THE TASK — All of the entries below should be returned verbatim, apart from the pictures.

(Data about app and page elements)
=== Section Start ===

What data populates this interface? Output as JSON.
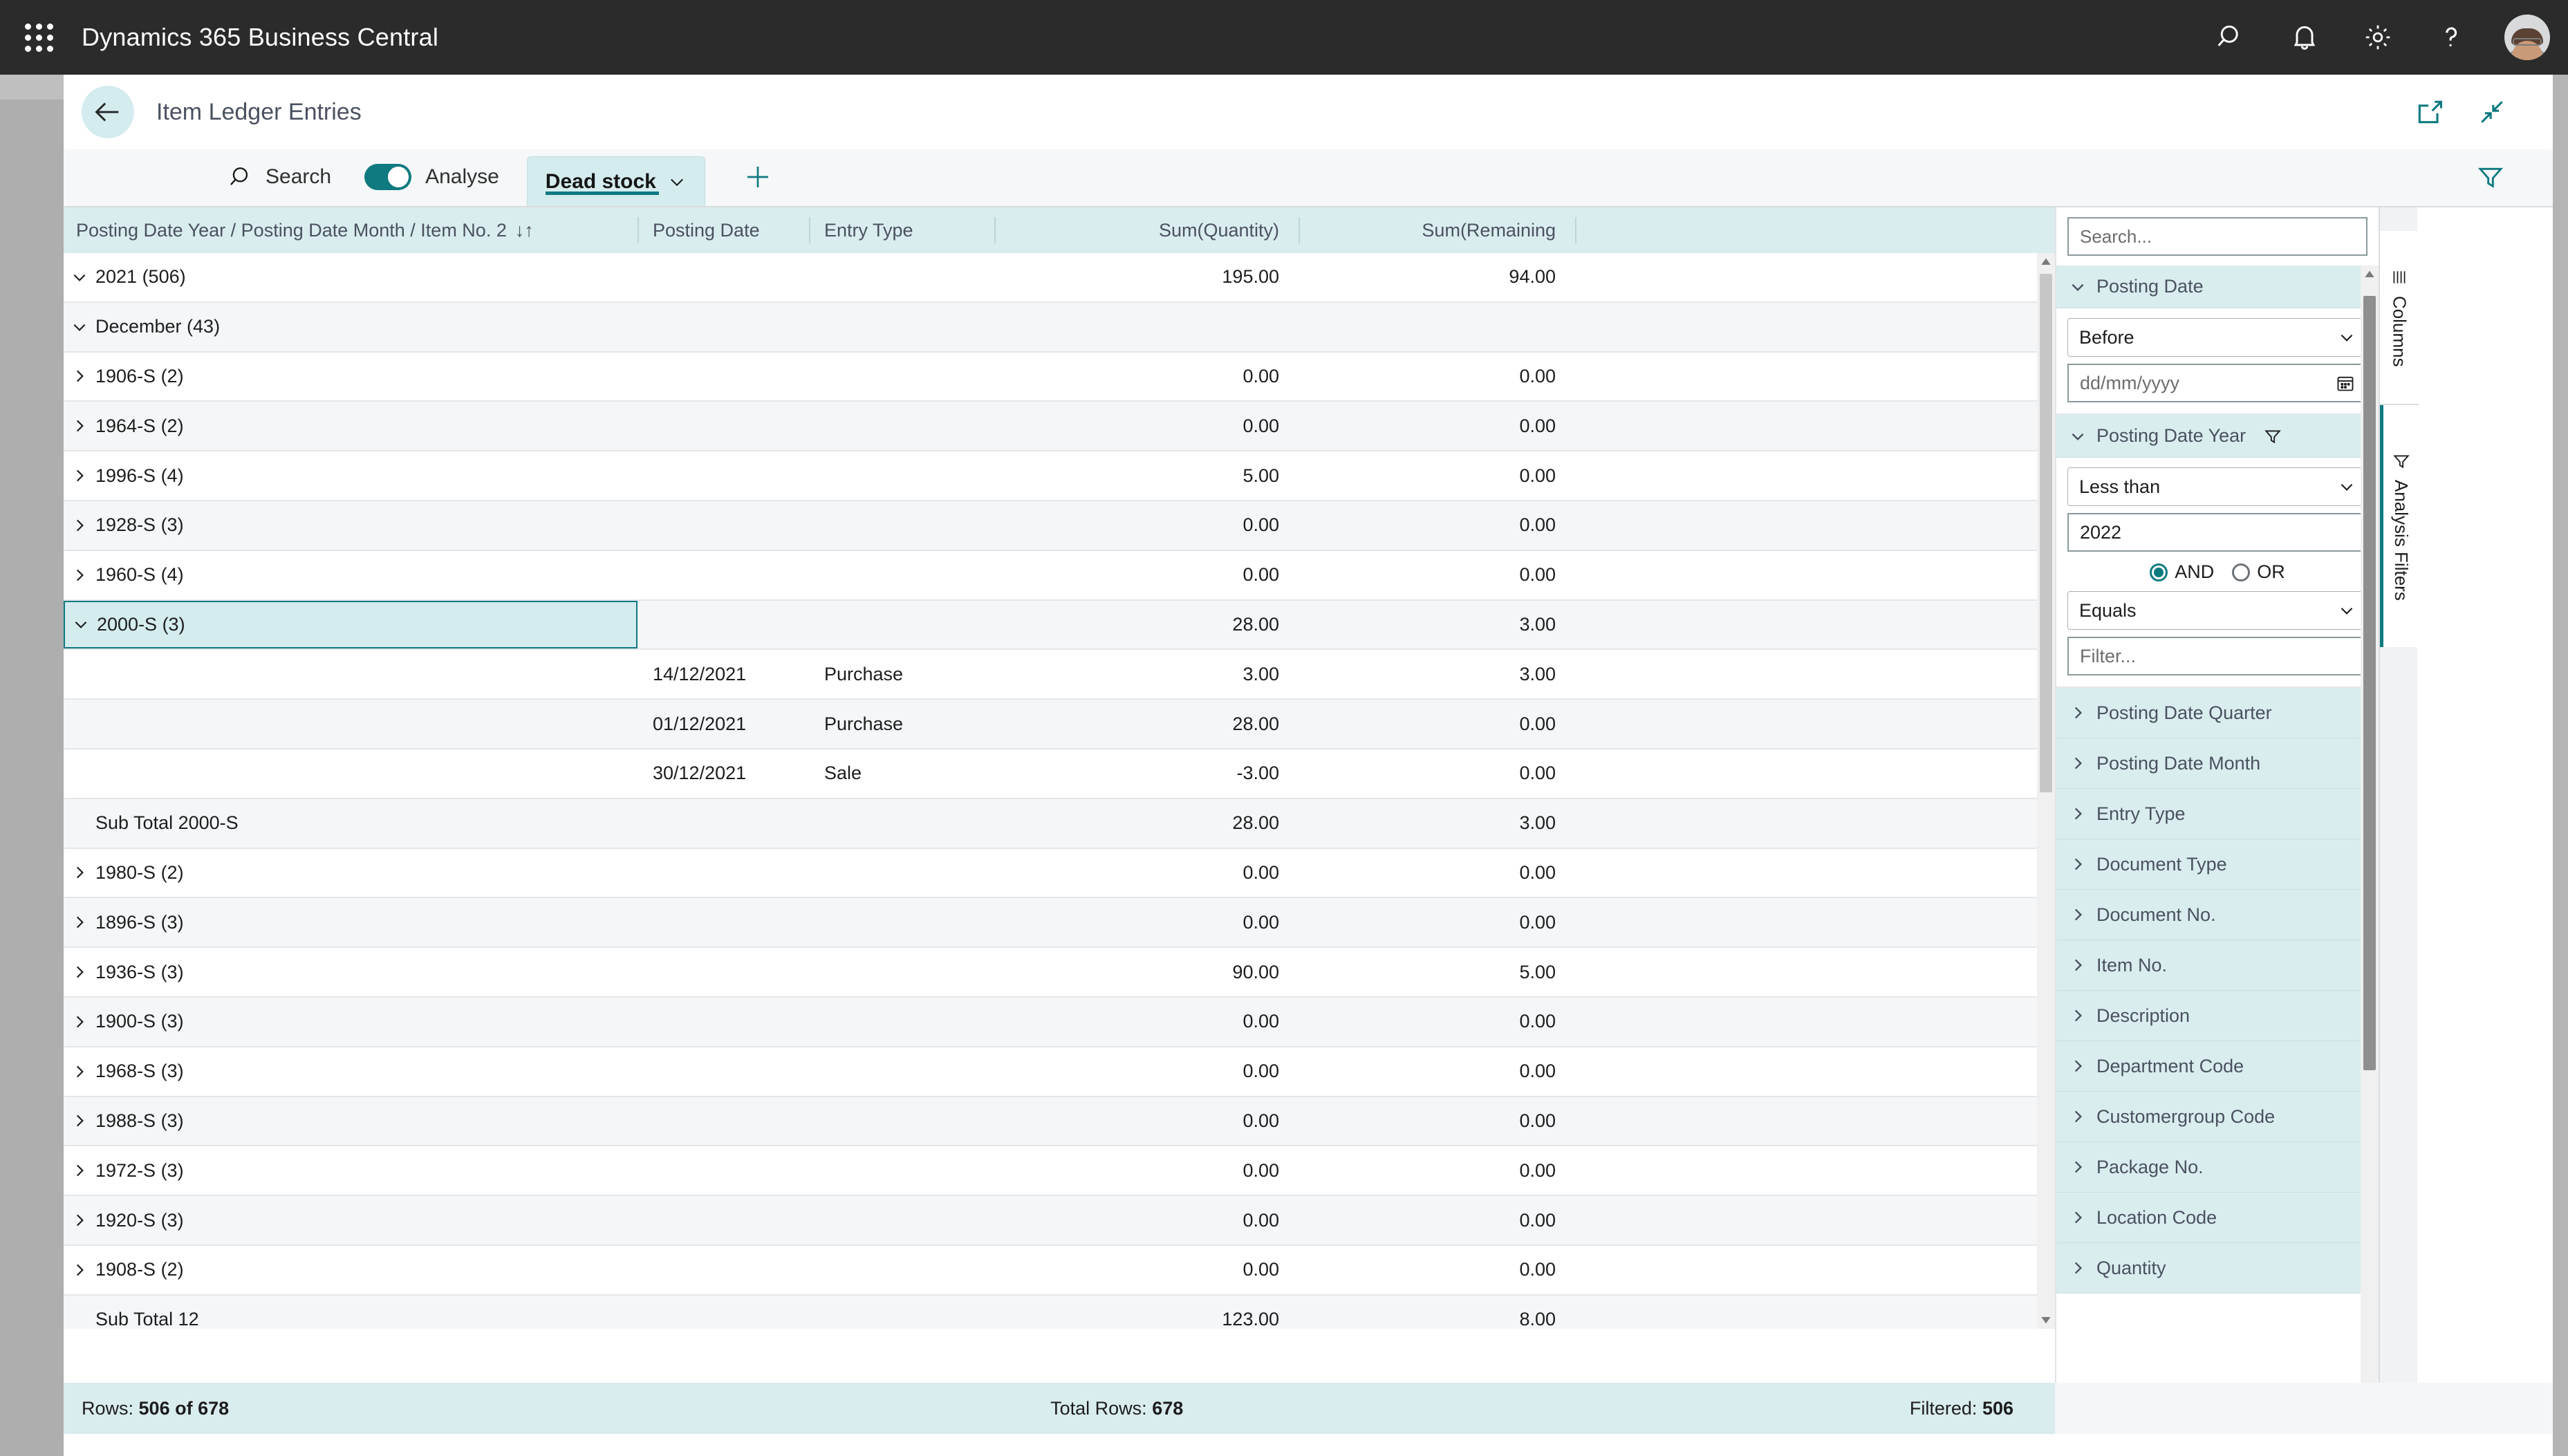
{
  "topbar": {
    "app_title": "Dynamics 365 Business Central",
    "icons": {
      "waffle": "app-launcher-icon",
      "search": "search-icon",
      "notifications": "bell-icon",
      "settings": "gear-icon",
      "help": "question-mark-icon",
      "account": "user-avatar"
    }
  },
  "page_header": {
    "back_label": "back-arrow",
    "title": "Item Ledger Entries",
    "open_in_new_label": "open-in-new-window",
    "collapse_label": "collapse-view"
  },
  "toolbar": {
    "search_label": "Search",
    "analyse_label": "Analyse",
    "analyse_on": true,
    "tab_label": "Dead stock",
    "add_tab_label": "+",
    "filter_label": "filter"
  },
  "grid": {
    "columns": [
      "Posting Date Year / Posting Date Month / Item No. 2",
      "Posting Date",
      "Entry Type",
      "Sum(Quantity)",
      "Sum(Remaining"
    ],
    "sort_indicator": "↓↑",
    "rows": [
      {
        "level": 0,
        "chev": "down",
        "label": "2021 (506)",
        "date": "",
        "entry": "",
        "qty": "195.00",
        "rem": "94.00",
        "alt": false,
        "selected": false
      },
      {
        "level": 1,
        "chev": "down",
        "label": "December (43)",
        "date": "",
        "entry": "",
        "qty": "",
        "rem": "",
        "alt": true,
        "selected": false
      },
      {
        "level": 2,
        "chev": "right",
        "label": "1906-S (2)",
        "date": "",
        "entry": "",
        "qty": "0.00",
        "rem": "0.00",
        "alt": false,
        "selected": false
      },
      {
        "level": 2,
        "chev": "right",
        "label": "1964-S (2)",
        "date": "",
        "entry": "",
        "qty": "0.00",
        "rem": "0.00",
        "alt": true,
        "selected": false
      },
      {
        "level": 2,
        "chev": "right",
        "label": "1996-S (4)",
        "date": "",
        "entry": "",
        "qty": "5.00",
        "rem": "0.00",
        "alt": false,
        "selected": false
      },
      {
        "level": 2,
        "chev": "right",
        "label": "1928-S (3)",
        "date": "",
        "entry": "",
        "qty": "0.00",
        "rem": "0.00",
        "alt": true,
        "selected": false
      },
      {
        "level": 2,
        "chev": "right",
        "label": "1960-S (4)",
        "date": "",
        "entry": "",
        "qty": "0.00",
        "rem": "0.00",
        "alt": false,
        "selected": false
      },
      {
        "level": 2,
        "chev": "down",
        "label": "2000-S (3)",
        "date": "",
        "entry": "",
        "qty": "28.00",
        "rem": "3.00",
        "alt": true,
        "selected": true
      },
      {
        "level": 3,
        "chev": "none",
        "label": "",
        "date": "14/12/2021",
        "entry": "Purchase",
        "qty": "3.00",
        "rem": "3.00",
        "alt": false,
        "selected": false
      },
      {
        "level": 3,
        "chev": "none",
        "label": "",
        "date": "01/12/2021",
        "entry": "Purchase",
        "qty": "28.00",
        "rem": "0.00",
        "alt": true,
        "selected": false
      },
      {
        "level": 3,
        "chev": "none",
        "label": "",
        "date": "30/12/2021",
        "entry": "Sale",
        "qty": "-3.00",
        "rem": "0.00",
        "alt": false,
        "selected": false
      },
      {
        "level": "sub",
        "chev": "none",
        "label": "Sub Total 2000-S",
        "date": "",
        "entry": "",
        "qty": "28.00",
        "rem": "3.00",
        "alt": true,
        "selected": false
      },
      {
        "level": 2,
        "chev": "right",
        "label": "1980-S (2)",
        "date": "",
        "entry": "",
        "qty": "0.00",
        "rem": "0.00",
        "alt": false,
        "selected": false
      },
      {
        "level": 2,
        "chev": "right",
        "label": "1896-S (3)",
        "date": "",
        "entry": "",
        "qty": "0.00",
        "rem": "0.00",
        "alt": true,
        "selected": false
      },
      {
        "level": 2,
        "chev": "right",
        "label": "1936-S (3)",
        "date": "",
        "entry": "",
        "qty": "90.00",
        "rem": "5.00",
        "alt": false,
        "selected": false
      },
      {
        "level": 2,
        "chev": "right",
        "label": "1900-S (3)",
        "date": "",
        "entry": "",
        "qty": "0.00",
        "rem": "0.00",
        "alt": true,
        "selected": false
      },
      {
        "level": 2,
        "chev": "right",
        "label": "1968-S (3)",
        "date": "",
        "entry": "",
        "qty": "0.00",
        "rem": "0.00",
        "alt": false,
        "selected": false
      },
      {
        "level": 2,
        "chev": "right",
        "label": "1988-S (3)",
        "date": "",
        "entry": "",
        "qty": "0.00",
        "rem": "0.00",
        "alt": true,
        "selected": false
      },
      {
        "level": 2,
        "chev": "right",
        "label": "1972-S (3)",
        "date": "",
        "entry": "",
        "qty": "0.00",
        "rem": "0.00",
        "alt": false,
        "selected": false
      },
      {
        "level": 2,
        "chev": "right",
        "label": "1920-S (3)",
        "date": "",
        "entry": "",
        "qty": "0.00",
        "rem": "0.00",
        "alt": true,
        "selected": false
      },
      {
        "level": 2,
        "chev": "right",
        "label": "1908-S (2)",
        "date": "",
        "entry": "",
        "qty": "0.00",
        "rem": "0.00",
        "alt": false,
        "selected": false
      },
      {
        "level": "sub",
        "chev": "none",
        "label": "Sub Total 12",
        "date": "",
        "entry": "",
        "qty": "123.00",
        "rem": "8.00",
        "alt": true,
        "selected": false
      }
    ]
  },
  "filter_pane": {
    "search_placeholder": "Search...",
    "posting_date": {
      "title": "Posting Date",
      "operator": "Before",
      "date_placeholder": "dd/mm/yyyy"
    },
    "posting_date_year": {
      "title": "Posting Date Year",
      "has_filter_icon": true,
      "operator": "Less than",
      "value": "2022",
      "conjunction_and": "AND",
      "conjunction_or": "OR",
      "conjunction_selected": "AND",
      "operator2": "Equals",
      "filter_placeholder": "Filter..."
    },
    "collapsed_items": [
      "Posting Date Quarter",
      "Posting Date Month",
      "Entry Type",
      "Document Type",
      "Document No.",
      "Item No.",
      "Description",
      "Department Code",
      "Customergroup Code",
      "Package No.",
      "Location Code",
      "Quantity"
    ]
  },
  "vertical_tabs": [
    {
      "label": "Columns",
      "icon": "columns-icon",
      "active": false
    },
    {
      "label": "Analysis Filters",
      "icon": "funnel-icon",
      "active": true
    }
  ],
  "statusbar": {
    "rows_prefix": "Rows: ",
    "rows_value": "506 of 678",
    "total_prefix": "Total Rows: ",
    "total_value": "678",
    "filtered_prefix": "Filtered: ",
    "filtered_value": "506"
  },
  "colors": {
    "accent": "#0f7a80",
    "accent_light": "#d4ecee",
    "topbar": "#2b2b2b",
    "title_text": "#4a5160"
  }
}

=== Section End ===

OUTPUT —
What data populates this interface? Output as JSON.
{
  "topbar": {
    "app_title": "Dynamics 365 Business Central",
    "icons": {
      "waffle": "app-launcher-icon",
      "search": "search-icon",
      "notifications": "bell-icon",
      "settings": "gear-icon",
      "help": "question-mark-icon",
      "account": "user-avatar"
    }
  },
  "page_header": {
    "back_label": "back-arrow",
    "title": "Item Ledger Entries",
    "open_in_new_label": "open-in-new-window",
    "collapse_label": "collapse-view"
  },
  "toolbar": {
    "search_label": "Search",
    "analyse_label": "Analyse",
    "analyse_on": true,
    "tab_label": "Dead stock",
    "add_tab_label": "+",
    "filter_label": "filter"
  },
  "grid": {
    "columns": [
      "Posting Date Year / Posting Date Month / Item No. 2",
      "Posting Date",
      "Entry Type",
      "Sum(Quantity)",
      "Sum(Remaining"
    ],
    "sort_indicator": "↓↑",
    "rows": [
      {
        "level": 0,
        "chev": "down",
        "label": "2021 (506)",
        "date": "",
        "entry": "",
        "qty": "195.00",
        "rem": "94.00",
        "alt": false,
        "selected": false
      },
      {
        "level": 1,
        "chev": "down",
        "label": "December (43)",
        "date": "",
        "entry": "",
        "qty": "",
        "rem": "",
        "alt": true,
        "selected": false
      },
      {
        "level": 2,
        "chev": "right",
        "label": "1906-S (2)",
        "date": "",
        "entry": "",
        "qty": "0.00",
        "rem": "0.00",
        "alt": false,
        "selected": false
      },
      {
        "level": 2,
        "chev": "right",
        "label": "1964-S (2)",
        "date": "",
        "entry": "",
        "qty": "0.00",
        "rem": "0.00",
        "alt": true,
        "selected": false
      },
      {
        "level": 2,
        "chev": "right",
        "label": "1996-S (4)",
        "date": "",
        "entry": "",
        "qty": "5.00",
        "rem": "0.00",
        "alt": false,
        "selected": false
      },
      {
        "level": 2,
        "chev": "right",
        "label": "1928-S (3)",
        "date": "",
        "entry": "",
        "qty": "0.00",
        "rem": "0.00",
        "alt": true,
        "selected": false
      },
      {
        "level": 2,
        "chev": "right",
        "label": "1960-S (4)",
        "date": "",
        "entry": "",
        "qty": "0.00",
        "rem": "0.00",
        "alt": false,
        "selected": false
      },
      {
        "level": 2,
        "chev": "down",
        "label": "2000-S (3)",
        "date": "",
        "entry": "",
        "qty": "28.00",
        "rem": "3.00",
        "alt": true,
        "selected": true
      },
      {
        "level": 3,
        "chev": "none",
        "label": "",
        "date": "14/12/2021",
        "entry": "Purchase",
        "qty": "3.00",
        "rem": "3.00",
        "alt": false,
        "selected": false
      },
      {
        "level": 3,
        "chev": "none",
        "label": "",
        "date": "01/12/2021",
        "entry": "Purchase",
        "qty": "28.00",
        "rem": "0.00",
        "alt": true,
        "selected": false
      },
      {
        "level": 3,
        "chev": "none",
        "label": "",
        "date": "30/12/2021",
        "entry": "Sale",
        "qty": "-3.00",
        "rem": "0.00",
        "alt": false,
        "selected": false
      },
      {
        "level": "sub",
        "chev": "none",
        "label": "Sub Total 2000-S",
        "date": "",
        "entry": "",
        "qty": "28.00",
        "rem": "3.00",
        "alt": true,
        "selected": false
      },
      {
        "level": 2,
        "chev": "right",
        "label": "1980-S (2)",
        "date": "",
        "entry": "",
        "qty": "0.00",
        "rem": "0.00",
        "alt": false,
        "selected": false
      },
      {
        "level": 2,
        "chev": "right",
        "label": "1896-S (3)",
        "date": "",
        "entry": "",
        "qty": "0.00",
        "rem": "0.00",
        "alt": true,
        "selected": false
      },
      {
        "level": 2,
        "chev": "right",
        "label": "1936-S (3)",
        "date": "",
        "entry": "",
        "qty": "90.00",
        "rem": "5.00",
        "alt": false,
        "selected": false
      },
      {
        "level": 2,
        "chev": "right",
        "label": "1900-S (3)",
        "date": "",
        "entry": "",
        "qty": "0.00",
        "rem": "0.00",
        "alt": true,
        "selected": false
      },
      {
        "level": 2,
        "chev": "right",
        "label": "1968-S (3)",
        "date": "",
        "entry": "",
        "qty": "0.00",
        "rem": "0.00",
        "alt": false,
        "selected": false
      },
      {
        "level": 2,
        "chev": "right",
        "label": "1988-S (3)",
        "date": "",
        "entry": "",
        "qty": "0.00",
        "rem": "0.00",
        "alt": true,
        "selected": false
      },
      {
        "level": 2,
        "chev": "right",
        "label": "1972-S (3)",
        "date": "",
        "entry": "",
        "qty": "0.00",
        "rem": "0.00",
        "alt": false,
        "selected": false
      },
      {
        "level": 2,
        "chev": "right",
        "label": "1920-S (3)",
        "date": "",
        "entry": "",
        "qty": "0.00",
        "rem": "0.00",
        "alt": true,
        "selected": false
      },
      {
        "level": 2,
        "chev": "right",
        "label": "1908-S (2)",
        "date": "",
        "entry": "",
        "qty": "0.00",
        "rem": "0.00",
        "alt": false,
        "selected": false
      },
      {
        "level": "sub",
        "chev": "none",
        "label": "Sub Total 12",
        "date": "",
        "entry": "",
        "qty": "123.00",
        "rem": "8.00",
        "alt": true,
        "selected": false
      }
    ]
  },
  "filter_pane": {
    "search_placeholder": "Search...",
    "posting_date": {
      "title": "Posting Date",
      "operator": "Before",
      "date_placeholder": "dd/mm/yyyy"
    },
    "posting_date_year": {
      "title": "Posting Date Year",
      "has_filter_icon": true,
      "operator": "Less than",
      "value": "2022",
      "conjunction_and": "AND",
      "conjunction_or": "OR",
      "conjunction_selected": "AND",
      "operator2": "Equals",
      "filter_placeholder": "Filter..."
    },
    "collapsed_items": [
      "Posting Date Quarter",
      "Posting Date Month",
      "Entry Type",
      "Document Type",
      "Document No.",
      "Item No.",
      "Description",
      "Department Code",
      "Customergroup Code",
      "Package No.",
      "Location Code",
      "Quantity"
    ]
  },
  "vertical_tabs": [
    {
      "label": "Columns",
      "icon": "columns-icon",
      "active": false
    },
    {
      "label": "Analysis Filters",
      "icon": "funnel-icon",
      "active": true
    }
  ],
  "statusbar": {
    "rows_prefix": "Rows: ",
    "rows_value": "506 of 678",
    "total_prefix": "Total Rows: ",
    "total_value": "678",
    "filtered_prefix": "Filtered: ",
    "filtered_value": "506"
  },
  "colors": {
    "accent": "#0f7a80",
    "accent_light": "#d4ecee",
    "topbar": "#2b2b2b",
    "title_text": "#4a5160"
  }
}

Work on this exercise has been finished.